The Call to Meditate

We need only to peruse the Bible to observe the numerous examples of mediation as a biblical principle.

  1. Psalm 1 instructs us to meditate on His Law, day and night (Ps 1:2).
  2. Paul encourages the message of Christ to dwell in us (Col 3:16).
  3. The Hebrew writer calls us to fix our eyes on Jesus (Heb 3:1).
  4. Our thoughts are to be consumed by whatever is good and worthy of praise (Phil 4:8).

The Bible is clear in its instructions on mediation. Christian mediation can be performed in a variety of styles. It can incorporate prayer or Scripture reflection. It can focus on worship or silence. Meditation can incorporate God’s promises, His majesty, or any of His wonderful qualities. In all of these methods, the benefit of meditation is unquestionable. Science reinforces the good in what God has commanded: Be still.

About the Contributors


Ekpedeme U. Wade
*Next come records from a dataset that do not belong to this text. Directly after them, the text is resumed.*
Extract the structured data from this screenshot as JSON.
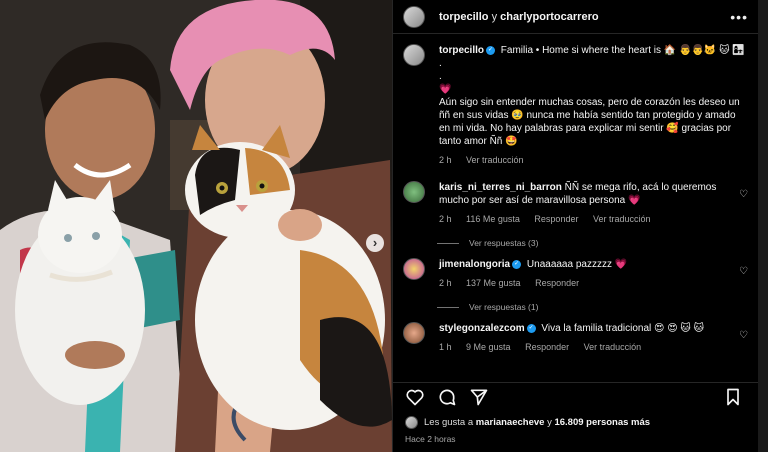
{
  "header": {
    "author1": "torpecillo",
    "joiner": "y",
    "author2": "charlyportocarrero",
    "more_label": "•••"
  },
  "caption": {
    "username": "torpecillo",
    "text_line1": "Familia • Home si where the heart is 🏠 👨‍👨‍🐱 🐱 👩‍👧",
    "dots": ".",
    "heart": "💗",
    "text_body": "Aún sigo sin entender muchas cosas, pero de corazón les deseo un ññ en sus vidas 🥹 nunca me había sentido tan protegido y amado en mi vida. No hay palabras para explicar mi sentir 🥰 gracias por tanto amor Ññ 🤩",
    "time": "2 h",
    "translate": "Ver traducción"
  },
  "comments": [
    {
      "username": "karis_ni_terres_ni_barron",
      "text": "ÑÑ se mega rifo, acá lo queremos mucho por ser así de maravillosa persona 💗",
      "time": "2 h",
      "likes": "116 Me gusta",
      "reply": "Responder",
      "translate": "Ver traducción",
      "view_replies": "Ver respuestas (3)"
    },
    {
      "username": "jimenalongoria",
      "text": "Unaaaaaa pazzzzz 💗",
      "time": "2 h",
      "likes": "137 Me gusta",
      "reply": "Responder",
      "view_replies": "Ver respuestas (1)"
    },
    {
      "username": "stylegonzalezcom",
      "text": "Viva la familia tradicional 😍 😍 🐱 🐱",
      "time": "1 h",
      "likes": "9 Me gusta",
      "reply": "Responder",
      "translate": "Ver traducción"
    }
  ],
  "likes_bar": {
    "prefix": "Les gusta a",
    "user": "marianaecheve",
    "middle": "y",
    "count": "16.809 personas más"
  },
  "posted": "Hace 2 horas",
  "icons": [
    "heart-icon",
    "comment-icon",
    "share-icon",
    "bookmark-icon",
    "verified-icon",
    "more-icon",
    "carousel-next-icon"
  ],
  "colors": {
    "verified": "#1d9bf0",
    "hair": "#e78fb3",
    "background": "#000000"
  }
}
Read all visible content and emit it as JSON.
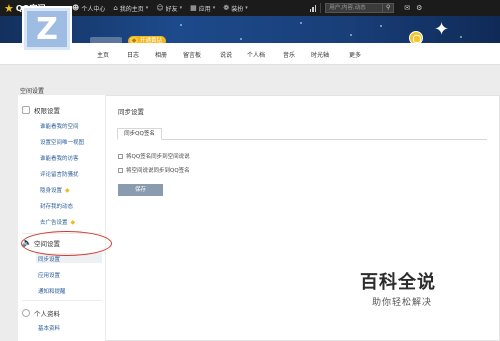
{
  "topbar": {
    "logo_text": "QQ空间",
    "nav": [
      {
        "label": "个人中心",
        "icon": "user-icon"
      },
      {
        "label": "我的主页",
        "icon": "home-icon",
        "has_caret": true
      },
      {
        "label": "好友",
        "icon": "friends-icon",
        "has_caret": true
      },
      {
        "label": "应用",
        "icon": "apps-icon",
        "has_caret": true
      },
      {
        "label": "装扮",
        "icon": "decorate-icon",
        "has_caret": true
      }
    ],
    "search_placeholder": "用户,内容,动态"
  },
  "banner": {
    "badge_text": "开通黄钻"
  },
  "nav_tabs": [
    "主页",
    "日志",
    "相册",
    "留言板",
    "说说",
    "个人档",
    "音乐",
    "时光轴",
    "更多"
  ],
  "page_title": "空间设置",
  "sidebar": {
    "sections": [
      {
        "title": "权限设置",
        "icon": "lock-icon",
        "items": [
          {
            "label": "谁能看我的空间"
          },
          {
            "label": "设置空间唯一视图"
          },
          {
            "label": "谁能看我的访客"
          },
          {
            "label": "评论留言防骚扰"
          },
          {
            "label": "隐身设置",
            "gem": true
          },
          {
            "label": "封存我的动态"
          },
          {
            "label": "去广告设置",
            "gem": true
          }
        ]
      },
      {
        "title": "空间设置",
        "icon": "speaker-icon",
        "items": [
          {
            "label": "同步设置",
            "active": true
          },
          {
            "label": "应用设置"
          },
          {
            "label": "通知和提醒"
          }
        ]
      },
      {
        "title": "个人资料",
        "icon": "person-icon",
        "items": [
          {
            "label": "基本资料"
          }
        ]
      }
    ]
  },
  "content": {
    "title": "同步设置",
    "tab_label": "同步QQ签名",
    "options": [
      {
        "label": "将QQ签名同步到空间说说"
      },
      {
        "label": "将空间说说同步到QQ签名"
      }
    ],
    "save_label": "保存"
  },
  "watermark": {
    "title": "百科全说",
    "subtitle": "助你轻松解决"
  }
}
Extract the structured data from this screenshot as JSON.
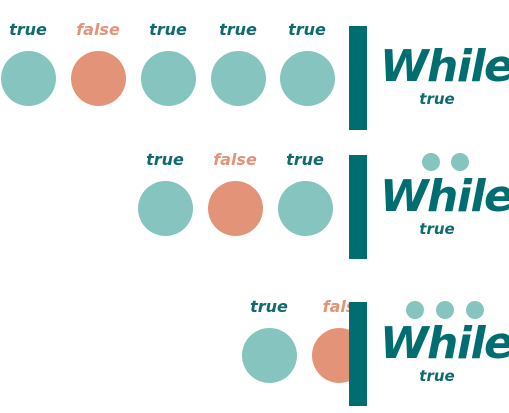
{
  "keyword": "While",
  "colors": {
    "true": "#86c5bf",
    "false": "#e39478",
    "accent": "#006d70",
    "text_true": "#0f6b6e"
  },
  "rows": [
    {
      "labels": [
        "true",
        "false",
        "true",
        "true",
        "true"
      ],
      "keyword": "While",
      "condition": "true",
      "waiting_dots": 0
    },
    {
      "labels": [
        "true",
        "false",
        "true"
      ],
      "keyword": "While",
      "condition": "true",
      "waiting_dots": 2
    },
    {
      "labels": [
        "true",
        "fals"
      ],
      "keyword": "While",
      "condition": "true",
      "waiting_dots": 3
    }
  ]
}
Dr. Wade obtained her Medical Degree from University of Missouri-Columbia and is a Board Certified Family Physician with a special interest in mental health. She has been practicing medicine and is a member of the American Academy of Family Physicians for over 15 years. She also graduated from DTS with a Masters in Biblical Counseling and is a Licensed Professional Counselor. Dr. Wade is married to Kweku and they have two children.